Task to carry out: Show the lines below where "Sale" occurs.

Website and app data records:

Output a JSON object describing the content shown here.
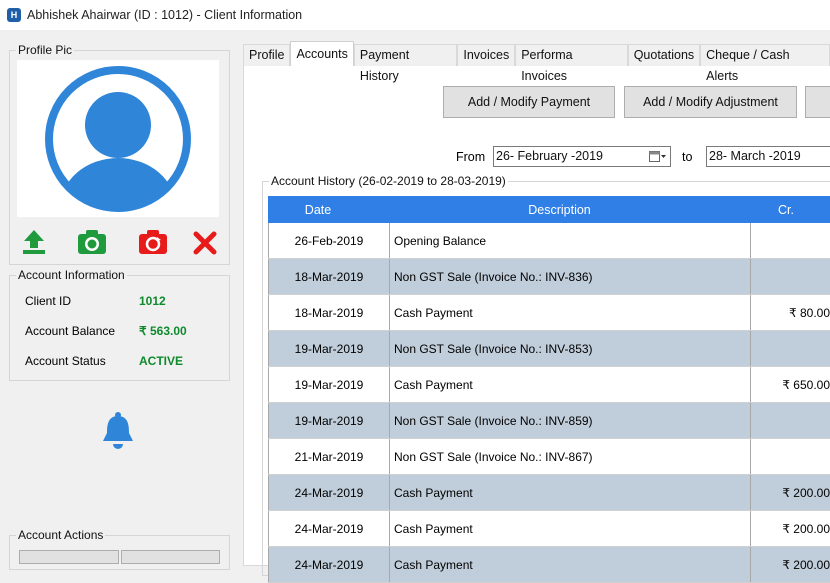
{
  "window": {
    "title": "Abhishek Ahairwar (ID : 1012) - Client Information",
    "app_icon": "H"
  },
  "profile_pic": {
    "label": "Profile Pic",
    "icons": [
      "upload-icon",
      "camera-icon",
      "refresh-icon",
      "delete-icon"
    ]
  },
  "account_info": {
    "label": "Account Information",
    "client_id_label": "Client ID",
    "client_id": "1012",
    "balance_label": "Account Balance",
    "balance": "₹ 563.00",
    "status_label": "Account Status",
    "status": "ACTIVE"
  },
  "notification": {
    "icon": "bell-icon"
  },
  "account_actions": {
    "label": "Account Actions"
  },
  "tabs": [
    {
      "label": "Profile"
    },
    {
      "label": "Accounts"
    },
    {
      "label": "Payment History"
    },
    {
      "label": "Invoices"
    },
    {
      "label": "Performa Invoices"
    },
    {
      "label": "Quotations"
    },
    {
      "label": "Cheque / Cash Alerts"
    }
  ],
  "buttons": {
    "add_payment": "Add / Modify Payment",
    "add_adjustment": "Add / Modify Adjustment"
  },
  "filter": {
    "from_label": "From",
    "from_value": "26-  February  -2019",
    "to_label": "to",
    "to_value": "28-   March    -2019"
  },
  "history": {
    "label": "Account History (26-02-2019 to 28-03-2019)",
    "columns": [
      "Date",
      "Description",
      "Cr."
    ],
    "rows": [
      {
        "date": "26-Feb-2019",
        "desc": "Opening Balance",
        "cr": ""
      },
      {
        "date": "18-Mar-2019",
        "desc": "Non GST Sale (Invoice No.: INV-836)",
        "cr": ""
      },
      {
        "date": "18-Mar-2019",
        "desc": "Cash Payment",
        "cr": "₹ 80.00"
      },
      {
        "date": "19-Mar-2019",
        "desc": "Non GST Sale (Invoice No.: INV-853)",
        "cr": ""
      },
      {
        "date": "19-Mar-2019",
        "desc": "Cash Payment",
        "cr": "₹ 650.00"
      },
      {
        "date": "19-Mar-2019",
        "desc": "Non GST Sale (Invoice No.: INV-859)",
        "cr": ""
      },
      {
        "date": "21-Mar-2019",
        "desc": "Non GST Sale (Invoice No.: INV-867)",
        "cr": ""
      },
      {
        "date": "24-Mar-2019",
        "desc": "Cash Payment",
        "cr": "₹ 200.00"
      },
      {
        "date": "24-Mar-2019",
        "desc": "Cash Payment",
        "cr": "₹ 200.00"
      },
      {
        "date": "24-Mar-2019",
        "desc": "Cash Payment",
        "cr": "₹ 200.00"
      }
    ]
  },
  "colors": {
    "header_blue": "#2f7fe6",
    "alt_row": "#c0cdda",
    "green": "#0f8a2d",
    "red": "#e81b1b"
  }
}
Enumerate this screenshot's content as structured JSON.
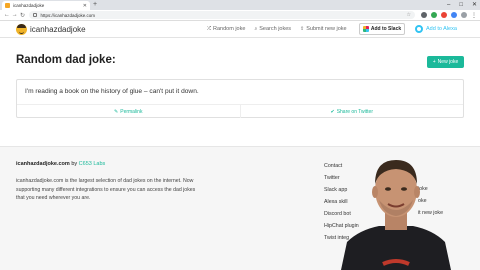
{
  "browser": {
    "tab_title": "icanhazdadjoke",
    "url": "https://icanhazdadjoke.com"
  },
  "header": {
    "brand": "icanhazdadjoke",
    "nav": [
      {
        "icon": "shuffle-icon",
        "label": "Random joke"
      },
      {
        "icon": "search-icon",
        "label": "Search jokes"
      },
      {
        "icon": "upload-icon",
        "label": "Submit new joke"
      }
    ],
    "slack_button": "Add to Slack",
    "alexa_link": "Add to Alexa"
  },
  "main": {
    "title": "Random dad joke:",
    "new_joke_button": "New joke",
    "joke": "I'm reading a book on the history of glue – can't put it down.",
    "permalink": "Permalink",
    "share_twitter": "Share on Twitter"
  },
  "footer": {
    "site": "icanhazdadjoke.com",
    "by": "by",
    "company": "C653 Labs",
    "description": "icanhazdadjoke.com is the largest selection of dad jokes on the internet. Now supporting many different integrations to ensure you can access the dad jokes that you need wherever you are.",
    "links": [
      "Contact",
      "Twitter",
      "Slack app",
      "Alexa skill",
      "Discord bot",
      "HipChat plugin",
      "Twist integ"
    ],
    "links_right": [
      "joke",
      "oke",
      "it new joke"
    ]
  },
  "colors": {
    "accent": "#1bb99a",
    "alexa": "#31c4f3"
  }
}
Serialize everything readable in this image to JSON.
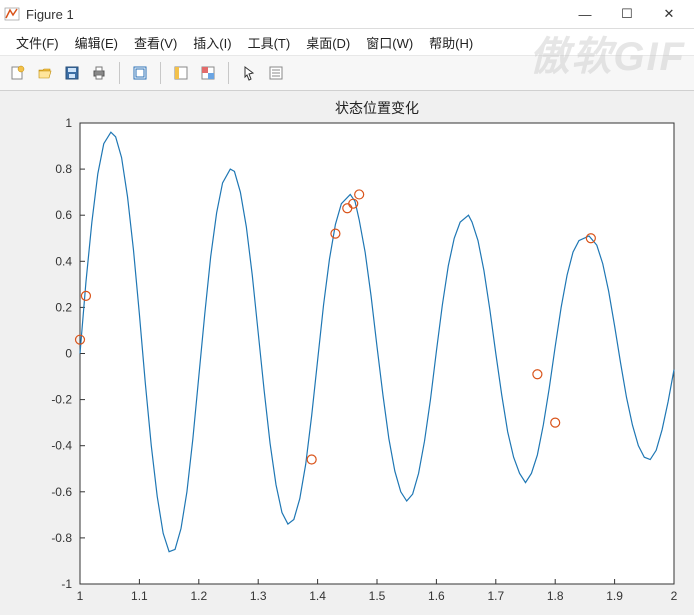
{
  "window": {
    "title": "Figure 1",
    "controls": {
      "min": "—",
      "max": "☐",
      "close": "✕"
    }
  },
  "menu": {
    "file": "文件(F)",
    "edit": "编辑(E)",
    "view": "查看(V)",
    "insert": "插入(I)",
    "tools": "工具(T)",
    "desktop": "桌面(D)",
    "window": "窗口(W)",
    "help": "帮助(H)"
  },
  "toolbar": {
    "new": "new-figure-icon",
    "open": "open-icon",
    "save": "save-icon",
    "print": "print-icon",
    "zoom": "zoom-icon",
    "split1": "layout1-icon",
    "split2": "layout2-icon",
    "arrow": "arrow-icon",
    "list": "panel-icon"
  },
  "watermark": "傲软GIF",
  "chart_data": {
    "type": "line+scatter",
    "title": "状态位置变化",
    "xlabel": "",
    "ylabel": "",
    "xlim": [
      1,
      2
    ],
    "ylim": [
      -1,
      1
    ],
    "xticks": [
      1,
      1.1,
      1.2,
      1.3,
      1.4,
      1.5,
      1.6,
      1.7,
      1.8,
      1.9,
      2
    ],
    "yticks": [
      -1,
      -0.8,
      -0.6,
      -0.4,
      -0.2,
      0,
      0.2,
      0.4,
      0.6,
      0.8,
      1
    ],
    "series": [
      {
        "name": "line",
        "style": "line",
        "color": "#1f77b4",
        "x": [
          1.0,
          1.01,
          1.02,
          1.03,
          1.04,
          1.052,
          1.06,
          1.07,
          1.08,
          1.09,
          1.1,
          1.11,
          1.12,
          1.13,
          1.14,
          1.15,
          1.16,
          1.17,
          1.18,
          1.19,
          1.2,
          1.21,
          1.22,
          1.23,
          1.24,
          1.253,
          1.26,
          1.27,
          1.28,
          1.29,
          1.3,
          1.31,
          1.32,
          1.33,
          1.34,
          1.35,
          1.36,
          1.37,
          1.38,
          1.39,
          1.4,
          1.41,
          1.42,
          1.43,
          1.44,
          1.455,
          1.463,
          1.47,
          1.48,
          1.49,
          1.5,
          1.51,
          1.52,
          1.53,
          1.54,
          1.55,
          1.56,
          1.57,
          1.58,
          1.59,
          1.6,
          1.61,
          1.62,
          1.63,
          1.64,
          1.654,
          1.66,
          1.67,
          1.68,
          1.69,
          1.7,
          1.71,
          1.72,
          1.73,
          1.74,
          1.75,
          1.76,
          1.77,
          1.78,
          1.79,
          1.8,
          1.81,
          1.82,
          1.83,
          1.84,
          1.857,
          1.87,
          1.88,
          1.89,
          1.9,
          1.91,
          1.92,
          1.93,
          1.94,
          1.95,
          1.96,
          1.97,
          1.98,
          1.99,
          2.0
        ],
        "y": [
          0.0,
          0.31,
          0.57,
          0.78,
          0.91,
          0.96,
          0.94,
          0.85,
          0.68,
          0.45,
          0.17,
          -0.13,
          -0.4,
          -0.62,
          -0.78,
          -0.86,
          -0.85,
          -0.76,
          -0.6,
          -0.37,
          -0.1,
          0.17,
          0.42,
          0.61,
          0.74,
          0.8,
          0.79,
          0.7,
          0.55,
          0.34,
          0.09,
          -0.16,
          -0.39,
          -0.57,
          -0.69,
          -0.74,
          -0.72,
          -0.63,
          -0.48,
          -0.27,
          -0.03,
          0.21,
          0.41,
          0.56,
          0.65,
          0.69,
          0.66,
          0.58,
          0.44,
          0.25,
          0.03,
          -0.18,
          -0.37,
          -0.51,
          -0.6,
          -0.64,
          -0.61,
          -0.52,
          -0.38,
          -0.2,
          0.01,
          0.21,
          0.38,
          0.5,
          0.57,
          0.6,
          0.57,
          0.49,
          0.36,
          0.19,
          0.0,
          -0.18,
          -0.34,
          -0.45,
          -0.52,
          -0.56,
          -0.52,
          -0.44,
          -0.31,
          -0.15,
          0.03,
          0.2,
          0.34,
          0.44,
          0.49,
          0.51,
          0.47,
          0.39,
          0.27,
          0.12,
          -0.04,
          -0.19,
          -0.31,
          -0.4,
          -0.45,
          -0.46,
          -0.42,
          -0.33,
          -0.21,
          -0.07
        ]
      },
      {
        "name": "markers",
        "style": "scatter",
        "color": "#d95319",
        "points": [
          {
            "x": 1.0,
            "y": 0.06
          },
          {
            "x": 1.01,
            "y": 0.25
          },
          {
            "x": 1.39,
            "y": -0.46
          },
          {
            "x": 1.43,
            "y": 0.52
          },
          {
            "x": 1.45,
            "y": 0.63
          },
          {
            "x": 1.46,
            "y": 0.65
          },
          {
            "x": 1.47,
            "y": 0.69
          },
          {
            "x": 1.77,
            "y": -0.09
          },
          {
            "x": 1.8,
            "y": -0.3
          },
          {
            "x": 1.86,
            "y": 0.5
          }
        ]
      }
    ]
  }
}
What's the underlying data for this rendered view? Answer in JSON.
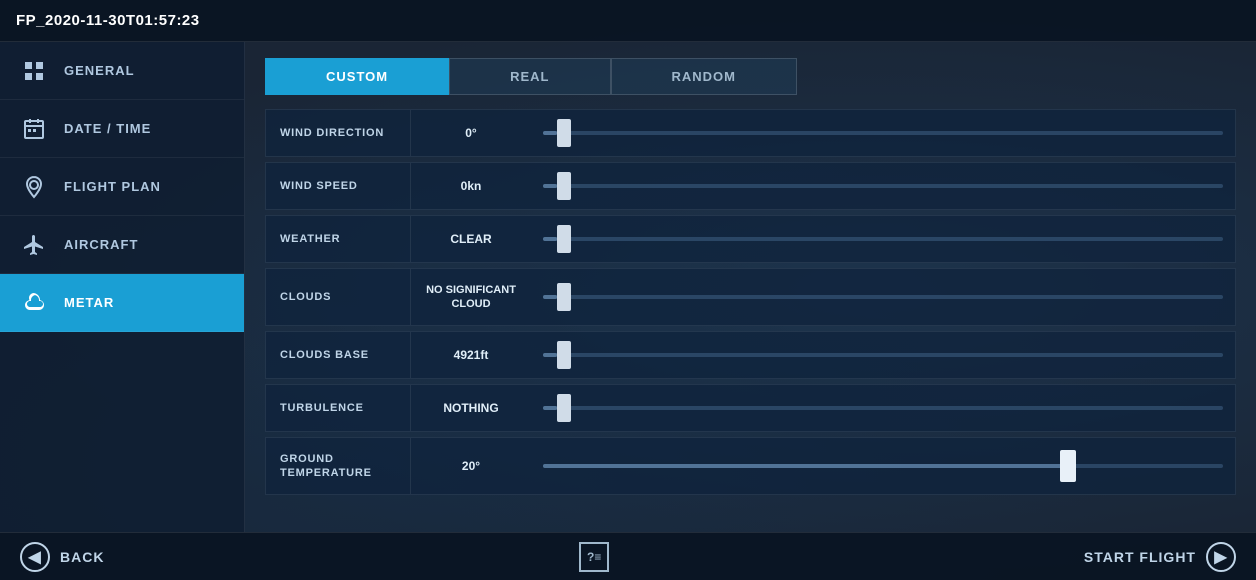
{
  "header": {
    "title": "FP_2020-11-30T01:57:23"
  },
  "sidebar": {
    "items": [
      {
        "id": "general",
        "label": "GENERAL",
        "icon": "grid-icon",
        "active": false
      },
      {
        "id": "datetime",
        "label": "DATE / TIME",
        "icon": "calendar-icon",
        "active": false
      },
      {
        "id": "flightplan",
        "label": "FLIGHT PLAN",
        "icon": "location-icon",
        "active": false
      },
      {
        "id": "aircraft",
        "label": "AIRCRAFT",
        "icon": "plane-icon",
        "active": false
      },
      {
        "id": "metar",
        "label": "METAR",
        "icon": "metar-icon",
        "active": true
      }
    ]
  },
  "tabs": [
    {
      "id": "custom",
      "label": "CUSTOM",
      "active": true
    },
    {
      "id": "real",
      "label": "REAL",
      "active": false
    },
    {
      "id": "random",
      "label": "RANDOM",
      "active": false
    }
  ],
  "settings": {
    "rows": [
      {
        "id": "wind-direction",
        "label": "WIND DIRECTION",
        "value": "0°",
        "thumb_pct": 2
      },
      {
        "id": "wind-speed",
        "label": "WIND SPEED",
        "value": "0kn",
        "thumb_pct": 2
      },
      {
        "id": "weather",
        "label": "WEATHER",
        "value": "CLEAR",
        "thumb_pct": 2
      },
      {
        "id": "clouds",
        "label": "CLOUDS",
        "value": "NO SIGNIFICANT CLOUD",
        "thumb_pct": 2,
        "tall": true
      },
      {
        "id": "clouds-base",
        "label": "CLOUDS BASE",
        "value": "4921ft",
        "thumb_pct": 2
      },
      {
        "id": "turbulence",
        "label": "TURBULENCE",
        "value": "NOTHING",
        "thumb_pct": 2
      },
      {
        "id": "ground-temperature",
        "label": "GROUND TEMPERATURE",
        "value": "20°",
        "thumb_pct": 78,
        "tall": true
      }
    ]
  },
  "footer": {
    "back_label": "BACK",
    "start_label": "START FLIGHT"
  }
}
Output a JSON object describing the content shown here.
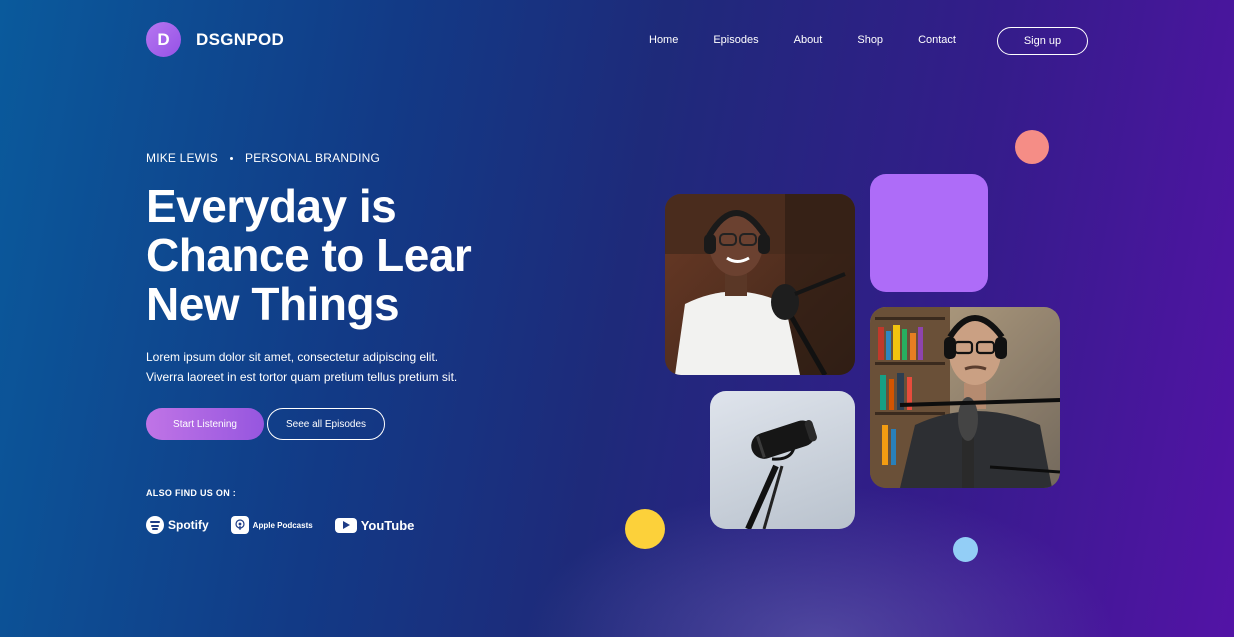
{
  "brand": {
    "initial": "D",
    "name": "DSGNPOD",
    "accent": "#a765ec"
  },
  "nav": {
    "items": [
      "Home",
      "Episodes",
      "About",
      "Shop",
      "Contact"
    ],
    "signup_label": "Sign up"
  },
  "hero": {
    "author": "MIKE LEWIS",
    "topic": "PERSONAL BRANDING",
    "headline": [
      "Everyday is",
      "Chance to Lear",
      "New Things"
    ],
    "lead": [
      "Lorem ipsum dolor sit amet, consectetur adipiscing elit.",
      "Viverra laoreet in est tortor quam pretium tellus pretium sit."
    ],
    "primary_cta": "Start Listening",
    "secondary_cta": "Seee all Episodes"
  },
  "find_us": {
    "label": "ALSO FIND US ON :",
    "platforms": [
      {
        "name": "Spotify",
        "icon": "spotify-icon"
      },
      {
        "name": "Apple Podcasts",
        "icon": "apple-podcasts-icon"
      },
      {
        "name": "YouTube",
        "icon": "youtube-icon"
      }
    ]
  },
  "gallery": {
    "images": [
      "podcaster-smiling-headphones-photo",
      "studio-microphone-photo",
      "podcaster-glasses-microphone-photo"
    ],
    "decor_colors": {
      "violet": "#ae6cf8",
      "coral": "#f58d86",
      "yellow": "#fcd13a",
      "light_blue": "#93cef6"
    }
  }
}
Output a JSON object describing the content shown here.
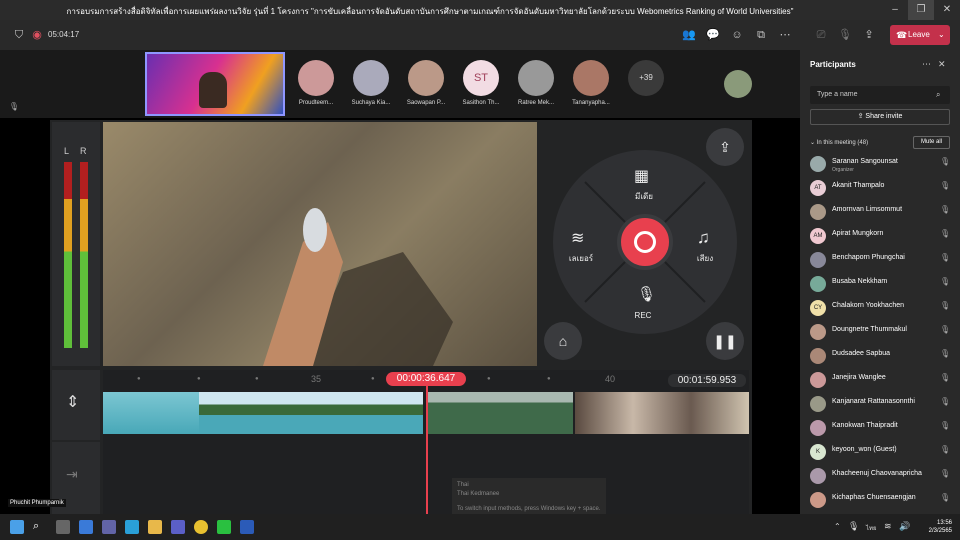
{
  "window": {
    "title": "การอบรมการสร้างสื่อดิจิทัลเพื่อการเผยแพร่ผลงานวิจัย รุ่นที่ 1 โครงการ \"การขับเคลื่อนการจัดอันดับสถาบันการศึกษาตามเกณฑ์การจัดอันดับมหาวิทยาลัยโลกด้วยระบบ Webometrics Ranking of World Universities\""
  },
  "meeting": {
    "timer": "05:04:17",
    "leave_label": "Leave"
  },
  "strip": {
    "participants": [
      {
        "name": "Proudteem...",
        "initials": ""
      },
      {
        "name": "Suchaya Kia...",
        "initials": ""
      },
      {
        "name": "Saowapan P...",
        "initials": ""
      },
      {
        "name": "Sasithon Th...",
        "initials": "ST"
      },
      {
        "name": "Ratree Mek...",
        "initials": ""
      },
      {
        "name": "Tananyapha...",
        "initials": ""
      }
    ],
    "more_count": "+39"
  },
  "presenter": {
    "name": "Phuchit Phumparnik"
  },
  "editor": {
    "meter_labels": [
      "L",
      "R"
    ],
    "dial": {
      "media_label": "มีเดีย",
      "layer_label": "เลเยอร์",
      "audio_label": "เสียง",
      "rec_label": "REC"
    },
    "ruler_ticks": [
      "35",
      "40"
    ],
    "current_time": "00:00:36.647",
    "total_time": "00:01:59.953"
  },
  "ime": {
    "line1": "Thai",
    "line2": "Thai Kedmanee",
    "line3": "To switch input methods, press Windows key + space."
  },
  "panel": {
    "title": "Participants",
    "search_placeholder": "Type a name",
    "share_invite": "Share invite",
    "in_meeting": "In this meeting (48)",
    "mute_all": "Mute all",
    "people": [
      {
        "name": "Saranan Sangounsat",
        "role": "Organizer",
        "initials": ""
      },
      {
        "name": "Akanit Thampalo",
        "role": "",
        "initials": "AT"
      },
      {
        "name": "Amornvan Limsommut",
        "role": "",
        "initials": ""
      },
      {
        "name": "Apirat Mungkorn",
        "role": "",
        "initials": "AM"
      },
      {
        "name": "Benchaporn Phungchai",
        "role": "",
        "initials": ""
      },
      {
        "name": "Busaba Nekkham",
        "role": "",
        "initials": ""
      },
      {
        "name": "Chalakorn Yookhachen",
        "role": "",
        "initials": "CY"
      },
      {
        "name": "Doungnetre Thummakul",
        "role": "",
        "initials": ""
      },
      {
        "name": "Dudsadee Sapbua",
        "role": "",
        "initials": ""
      },
      {
        "name": "Janejira Wanglee",
        "role": "",
        "initials": ""
      },
      {
        "name": "Kanjanarat Rattanasonnthi",
        "role": "",
        "initials": ""
      },
      {
        "name": "Kanokwan Thaipradit",
        "role": "",
        "initials": ""
      },
      {
        "name": "keyoon_won (Guest)",
        "role": "",
        "initials": "K"
      },
      {
        "name": "Khacheenuj Chaovanapricha",
        "role": "",
        "initials": ""
      },
      {
        "name": "Kichaphas Chuensaengjan",
        "role": "",
        "initials": ""
      }
    ]
  },
  "taskbar": {
    "time": "13:56",
    "date": "2/3/2565"
  },
  "colors": {
    "accent": "#e8404e",
    "leave": "#c4314b"
  }
}
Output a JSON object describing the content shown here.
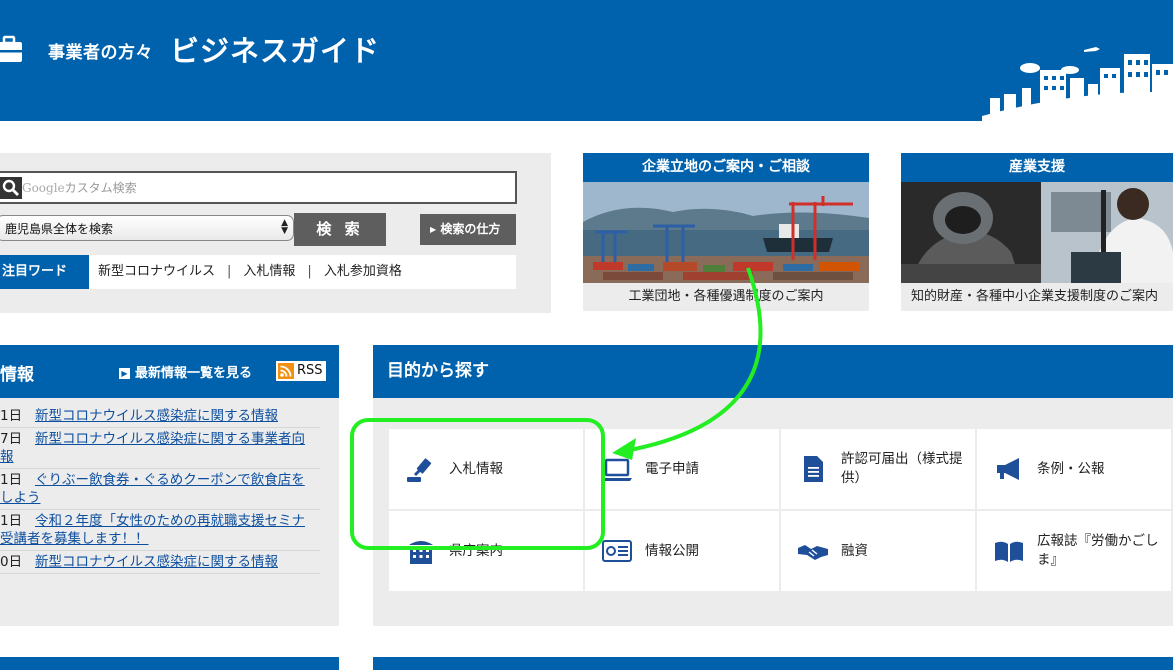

Worked solution:
        "desc": "Non GST Sale (Invoice No.: INV-836)",
        "desc": "Non GST Sale (Invoice No.: INV-853)",
        "desc": "Non GST Sale (Invoice No.: INV-859)",
        "desc": "Non GST Sale (Invoice No.: INV-867)",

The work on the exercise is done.